Ms Rayner said her party’s pledges were part of its plan to create a ‘cradle-to-grave’ National Education Service, supporting everyone throughout their lives starting from the early years.
Irony of underfunding by 'successive governments' pledging free childcare
In response to Ms Rayner’s speech, Liz Bayram, chief executive at the Professional Association for Childcare and Early Years (PACEY) said the "commitment from Labour to provide universal free childcare for two to four-year-olds no matter what a family earns is ambitious.
“It can only be turned into a reality by working with the sector on how it is implemented and by ensuring adequate funding to support high quality delivery. Lessons need to be learnt from the current 30 hours implementation."
The NDNA's chief executive Purnima Tanuka added: “The sector is struggling to attract and retain high quality candidates – “largely due to endemic low pay in the sector, ironically caused by years of chronic underfunding by successive governments offering parents pledges of free childcare.

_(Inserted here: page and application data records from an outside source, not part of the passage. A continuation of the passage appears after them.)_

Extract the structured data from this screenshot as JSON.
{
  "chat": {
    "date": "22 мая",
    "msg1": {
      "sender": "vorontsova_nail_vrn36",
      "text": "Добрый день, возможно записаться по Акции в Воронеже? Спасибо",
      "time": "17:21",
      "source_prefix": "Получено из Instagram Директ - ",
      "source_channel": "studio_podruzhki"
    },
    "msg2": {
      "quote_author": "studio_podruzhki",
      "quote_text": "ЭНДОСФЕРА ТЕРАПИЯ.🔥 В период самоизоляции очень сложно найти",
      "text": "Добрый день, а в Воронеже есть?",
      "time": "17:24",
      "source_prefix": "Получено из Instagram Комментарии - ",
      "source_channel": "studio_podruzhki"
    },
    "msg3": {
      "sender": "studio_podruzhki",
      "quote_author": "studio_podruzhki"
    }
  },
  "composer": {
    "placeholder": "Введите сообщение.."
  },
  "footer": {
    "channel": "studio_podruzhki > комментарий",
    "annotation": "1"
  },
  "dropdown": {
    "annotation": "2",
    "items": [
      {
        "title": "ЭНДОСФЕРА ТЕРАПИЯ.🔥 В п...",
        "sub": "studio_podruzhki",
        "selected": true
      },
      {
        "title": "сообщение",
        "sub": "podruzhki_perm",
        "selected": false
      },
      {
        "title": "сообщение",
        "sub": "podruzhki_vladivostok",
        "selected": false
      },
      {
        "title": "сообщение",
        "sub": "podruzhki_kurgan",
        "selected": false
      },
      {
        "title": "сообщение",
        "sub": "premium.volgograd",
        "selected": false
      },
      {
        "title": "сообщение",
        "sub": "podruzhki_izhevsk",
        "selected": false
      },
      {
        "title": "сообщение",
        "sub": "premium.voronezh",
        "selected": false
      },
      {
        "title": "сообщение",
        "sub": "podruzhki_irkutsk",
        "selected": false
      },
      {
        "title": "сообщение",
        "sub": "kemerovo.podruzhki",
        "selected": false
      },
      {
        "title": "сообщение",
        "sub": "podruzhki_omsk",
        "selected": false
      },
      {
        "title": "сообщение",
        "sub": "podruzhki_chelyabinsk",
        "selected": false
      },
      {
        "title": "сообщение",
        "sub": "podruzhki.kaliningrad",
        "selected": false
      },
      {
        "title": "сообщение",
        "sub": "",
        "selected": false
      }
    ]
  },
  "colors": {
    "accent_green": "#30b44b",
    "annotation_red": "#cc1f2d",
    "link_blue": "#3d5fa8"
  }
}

“Free childcare and early years education must be free, both for parents and providers. Otherwise it just is not sustainable.”
10 Oct 2017 12:48 PM

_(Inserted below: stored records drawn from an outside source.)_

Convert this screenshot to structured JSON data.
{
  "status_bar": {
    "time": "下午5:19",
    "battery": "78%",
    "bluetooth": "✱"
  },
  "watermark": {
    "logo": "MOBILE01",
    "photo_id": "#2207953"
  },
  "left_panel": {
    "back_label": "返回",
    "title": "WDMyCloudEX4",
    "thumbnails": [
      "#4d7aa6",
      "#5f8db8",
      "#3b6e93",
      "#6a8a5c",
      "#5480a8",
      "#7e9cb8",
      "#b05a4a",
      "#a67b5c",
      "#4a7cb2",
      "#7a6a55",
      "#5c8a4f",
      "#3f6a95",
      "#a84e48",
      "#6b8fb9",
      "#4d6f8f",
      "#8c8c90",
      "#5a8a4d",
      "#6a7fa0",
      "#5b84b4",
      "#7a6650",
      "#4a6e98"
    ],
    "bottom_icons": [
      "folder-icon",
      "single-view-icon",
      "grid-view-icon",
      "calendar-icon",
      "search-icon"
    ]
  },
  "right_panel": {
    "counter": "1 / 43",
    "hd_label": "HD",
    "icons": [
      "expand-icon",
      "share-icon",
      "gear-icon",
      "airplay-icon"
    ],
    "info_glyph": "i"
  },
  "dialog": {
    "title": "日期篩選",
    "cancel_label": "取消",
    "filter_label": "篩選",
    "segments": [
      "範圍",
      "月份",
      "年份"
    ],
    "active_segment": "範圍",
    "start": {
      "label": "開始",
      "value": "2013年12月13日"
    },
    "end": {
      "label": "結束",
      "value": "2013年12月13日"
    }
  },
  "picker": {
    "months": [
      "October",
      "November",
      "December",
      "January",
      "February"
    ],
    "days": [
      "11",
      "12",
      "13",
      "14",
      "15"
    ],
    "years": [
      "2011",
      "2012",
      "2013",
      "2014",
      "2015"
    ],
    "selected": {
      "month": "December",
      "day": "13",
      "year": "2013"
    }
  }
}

Whilst I agree with both David Smith and Lorraine Krimou's comments, I would question why we need the hassle of the extra workload to claim the funding in the first place. Why can't the money be given direct to the parent and paid directly into a Tax Free Childcare Account/Education Account. Child benefit is a fixed sum paid directly into a parent's Bank Account either weekly or monthly, why can't the funding be the same? The information is already there. No local authority need be involved at all in any administration, we as providers do not need to claim anything, thus avoiding a mountain of paperwork, the Government don't lose face because they will be giving each 2 to 4 year old their subsidised 30 hours (or whatever) and a fixed sum per hour can be given to every parent. At the moment each local authority across the country gives out a different amount to providers and each provider within the same area can be getting different amounts too. It should be a fixed sum specifically for the child across the board. That way we as providers can charge what is appropriate for our sustainability, parents will have a wider choice of providers and parents will have to pay our hourly rate. Politicians can then work out the Math a bit more accurately. It's a win win situation for everyone. This funding isn't free it is subsidised and at the moment it is being subsidised by us the providers!
05 Oct 2017 10:54 AM
Fully agree with David Smith, far easier to offer subsidised childcare places rather than free places as costs vary from setting to setting and location to location. Before this was introduced I responded to a Govt research interview about the scheme and back then I suggested that these payments could and should be recovered directly by nurseries via the PAYE system in exactly the same way that sick and maternity payments are recovered - there is absolutely no need for local authorities to be involved with this- and this would automatically release the 10% that is currently hived off the funding to pay for LA admin costs. Businesses don't pay their tax, national insurance and pension liabilities and business running costs via local government so can't SEE ANY JUSTIFICATION WHATSOEVER why a revenue/ income stream has to be paid via local councils to the private sector.
04 Oct 2017 7:33 PM
It is very easy for a party not in power to promise the earth. Both parties should ditch the use of the phrase "free childcare" and turn to subsidising childcare to make it affordable. Publicly funded "free" childcare for a 2 to 4 year-olds would be extremely expensive. Neither the government nor the opposition should rely on the figures that they are currently using for their costings. The sector needs higher levels of income to pay graduates and EYEs the level of income that the job that they do warrants.